| What to do |
Each line of the entries that contains the word "icon" adds one. Reply with the resulting number only.

| Entries shown |
++++++++
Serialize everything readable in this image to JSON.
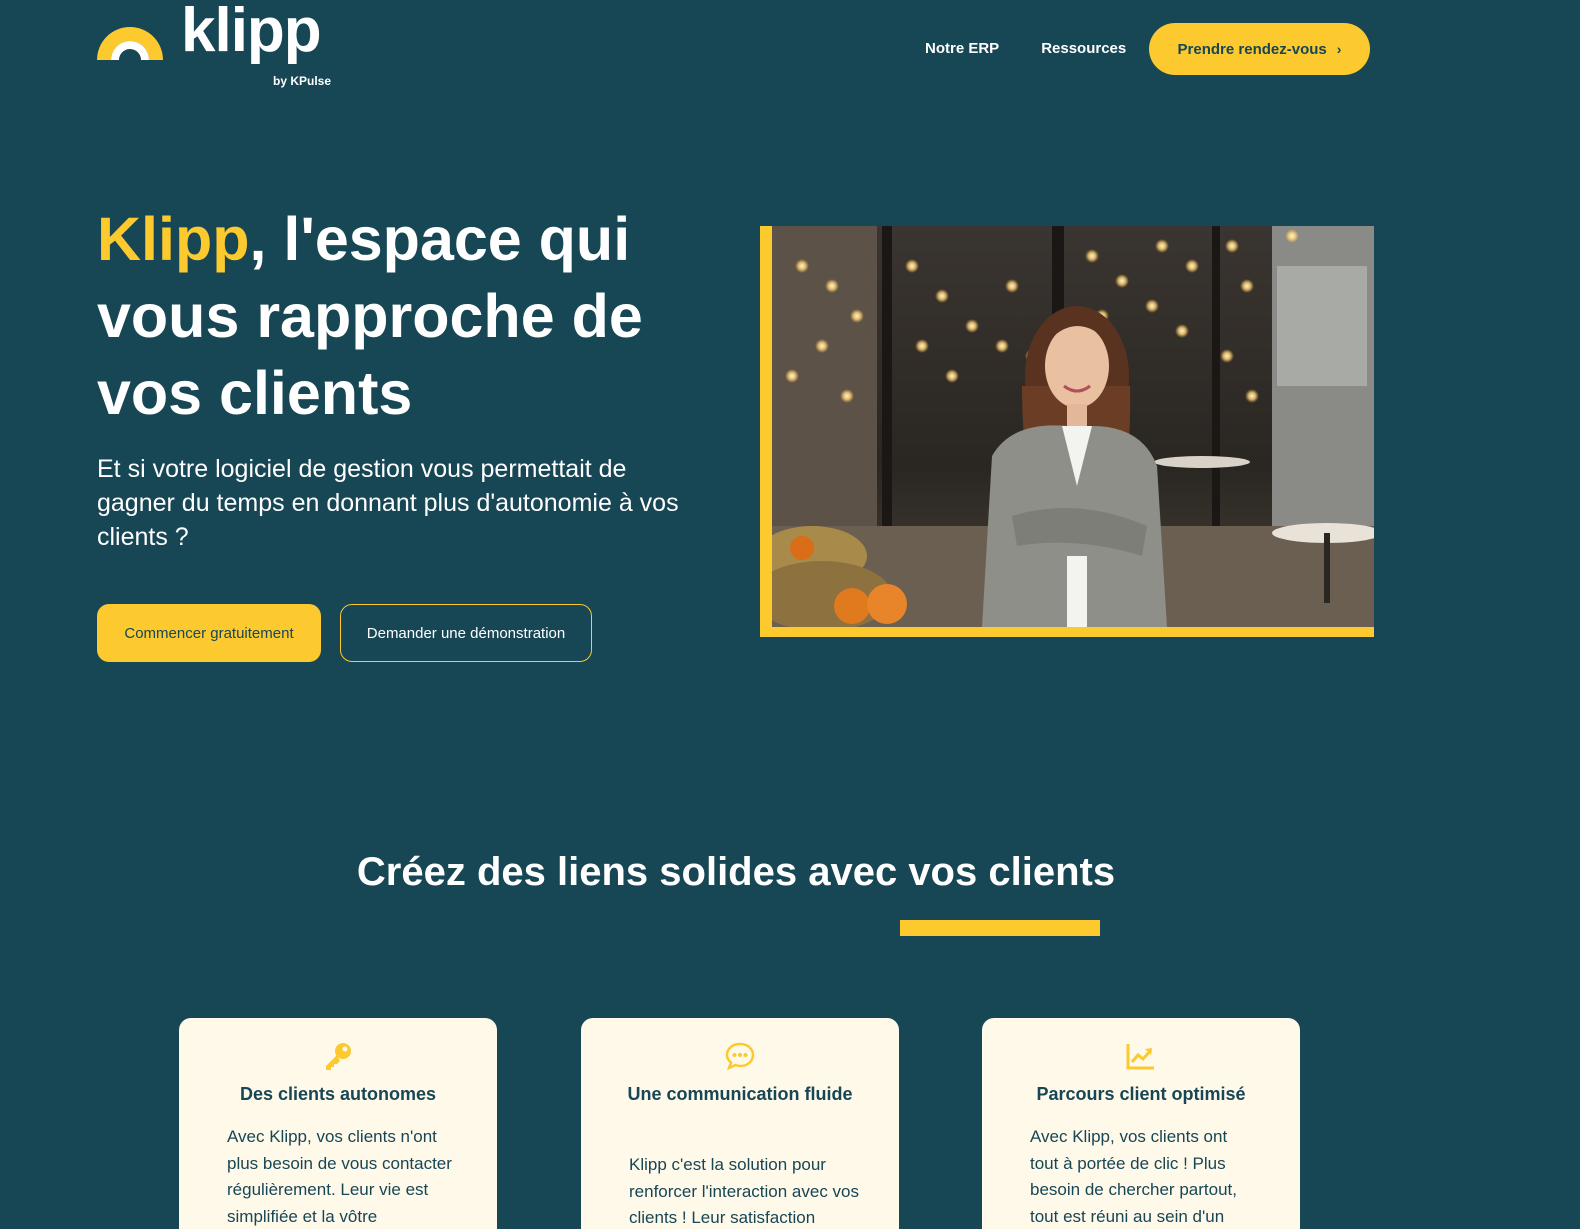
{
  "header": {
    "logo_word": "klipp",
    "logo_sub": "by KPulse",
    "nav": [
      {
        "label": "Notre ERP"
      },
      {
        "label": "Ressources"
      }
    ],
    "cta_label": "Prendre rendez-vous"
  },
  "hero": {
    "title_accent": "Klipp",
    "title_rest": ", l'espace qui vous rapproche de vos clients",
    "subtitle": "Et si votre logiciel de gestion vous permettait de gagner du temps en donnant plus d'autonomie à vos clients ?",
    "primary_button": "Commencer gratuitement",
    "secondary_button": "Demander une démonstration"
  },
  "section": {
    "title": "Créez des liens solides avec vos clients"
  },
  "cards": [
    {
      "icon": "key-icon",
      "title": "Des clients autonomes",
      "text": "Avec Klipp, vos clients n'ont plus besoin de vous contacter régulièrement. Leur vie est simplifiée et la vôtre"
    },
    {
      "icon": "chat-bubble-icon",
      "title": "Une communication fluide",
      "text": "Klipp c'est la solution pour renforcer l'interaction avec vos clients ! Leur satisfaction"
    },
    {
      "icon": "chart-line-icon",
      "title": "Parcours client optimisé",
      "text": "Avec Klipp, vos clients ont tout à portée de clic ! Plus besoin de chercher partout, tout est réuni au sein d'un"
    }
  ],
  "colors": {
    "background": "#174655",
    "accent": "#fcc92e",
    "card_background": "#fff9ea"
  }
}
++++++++
| Result for this task |
3